Managed email marketing can take many forms, such as the crafting and management of recurring email communications.
It could also involve content development, cross-channel distribution, list growth, as well as untold technical integrations and reporting mechanisms. The list is long.
In any case, when our clients come to us requesting managed email services it’s largely because they’re frustrated and frugal.
They’re fed up. They can’t find qualified in-house talent or siphon additional production (or ability) from their existing staff, yet they know they could and should be doing so much more.
That’s common. In many ways email marketing is a unique discipline. Email is hard. But in other ways it simply requires talent and tenacity. It’s difficult to find both of those requirements in a single source or an overworked and under-trained team.
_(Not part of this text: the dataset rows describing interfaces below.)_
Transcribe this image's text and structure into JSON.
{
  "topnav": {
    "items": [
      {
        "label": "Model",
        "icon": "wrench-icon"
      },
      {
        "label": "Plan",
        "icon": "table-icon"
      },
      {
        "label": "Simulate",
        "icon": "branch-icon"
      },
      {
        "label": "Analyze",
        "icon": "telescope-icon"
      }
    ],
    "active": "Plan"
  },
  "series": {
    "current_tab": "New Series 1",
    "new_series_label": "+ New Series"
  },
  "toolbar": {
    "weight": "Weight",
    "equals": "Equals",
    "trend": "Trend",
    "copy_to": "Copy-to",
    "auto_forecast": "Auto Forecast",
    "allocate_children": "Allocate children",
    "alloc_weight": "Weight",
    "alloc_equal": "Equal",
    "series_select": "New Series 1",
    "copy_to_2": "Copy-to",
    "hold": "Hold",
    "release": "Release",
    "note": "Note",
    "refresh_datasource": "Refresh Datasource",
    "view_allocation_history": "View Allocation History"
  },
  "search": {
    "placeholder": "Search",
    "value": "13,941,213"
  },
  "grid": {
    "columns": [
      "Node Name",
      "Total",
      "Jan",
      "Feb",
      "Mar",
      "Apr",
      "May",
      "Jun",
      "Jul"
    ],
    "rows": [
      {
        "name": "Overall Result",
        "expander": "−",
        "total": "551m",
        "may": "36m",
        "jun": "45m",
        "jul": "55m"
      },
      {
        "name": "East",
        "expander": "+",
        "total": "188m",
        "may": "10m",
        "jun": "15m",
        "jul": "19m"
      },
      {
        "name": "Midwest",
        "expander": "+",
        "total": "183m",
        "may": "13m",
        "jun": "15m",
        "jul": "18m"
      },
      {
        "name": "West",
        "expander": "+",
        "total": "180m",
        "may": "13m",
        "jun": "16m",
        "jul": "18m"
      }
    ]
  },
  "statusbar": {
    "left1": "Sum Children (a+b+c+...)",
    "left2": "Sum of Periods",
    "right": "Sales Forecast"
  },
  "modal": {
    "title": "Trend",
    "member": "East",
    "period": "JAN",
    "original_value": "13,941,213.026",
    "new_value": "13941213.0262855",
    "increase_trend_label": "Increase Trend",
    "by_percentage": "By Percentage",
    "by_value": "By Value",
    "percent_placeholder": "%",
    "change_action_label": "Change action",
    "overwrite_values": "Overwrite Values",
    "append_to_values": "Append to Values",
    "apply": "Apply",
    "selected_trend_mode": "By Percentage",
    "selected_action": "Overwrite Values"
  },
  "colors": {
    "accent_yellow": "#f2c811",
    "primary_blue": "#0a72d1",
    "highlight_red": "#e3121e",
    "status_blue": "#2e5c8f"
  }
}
Outsourcing works because it allows marketers to tap into the diverse, yet specialized, skillsets of their partner…be they an email marketing agency or an ESP.
Besides creativity, technical skills, and powers of persuasion (all of which are required if you’re going to win the email game), an email marketing partner also brings with them the experiences of working with a varied client base. This is a limitless source for fresh ideas which ensures that the effort does not become a victim of “group think” and that every dollar spent is maximized.
When deciding to outsource their email marketing or keep it in-house, many of our clients first looked at the dollars to see if it makes sense. They’re frugal not stupid.
Let’s face it, email marketing services takes time. So, in one form or another, time is the source of the marketer’s expense.
That’s one of the reasons why outsourcing makes sense; it takes less time.
Because of the experience that your email services partner brings to the table, there is little to no learning curve, as it pertains to their capabilities. They also feel the need to prove their value, every month.
I can’t speak for all agencies but we’ve spent months with our faces buried in almost every ESP’s interface and API. We know their strengths, weaknesses, and limitations. We have crafted thousands of campaigns and provided consulting services to many many B2C and B2B marketers. This creates an efficiency that is only gained through experience. Efficiency means less time, which means less cost.
Besides efficiency, continuing education becomes the expense of the service provider. Payroll expenses, medical, vacation time? Fugetaboutit.
The cost is usually less than that of a full-time staffer, or depending on the requirements, even greater cost savings can be found. Again, it all backs out to time.
If they outsource, what kind of ROI can the marketer expect? There is only one way to find out: initiate a conversion and choose wisely. It may pay huge dividends to find a partner that can work in concert with them or their in-house teams, or maybe they’d like to outsource the entire email marketing effort, soup to nuts.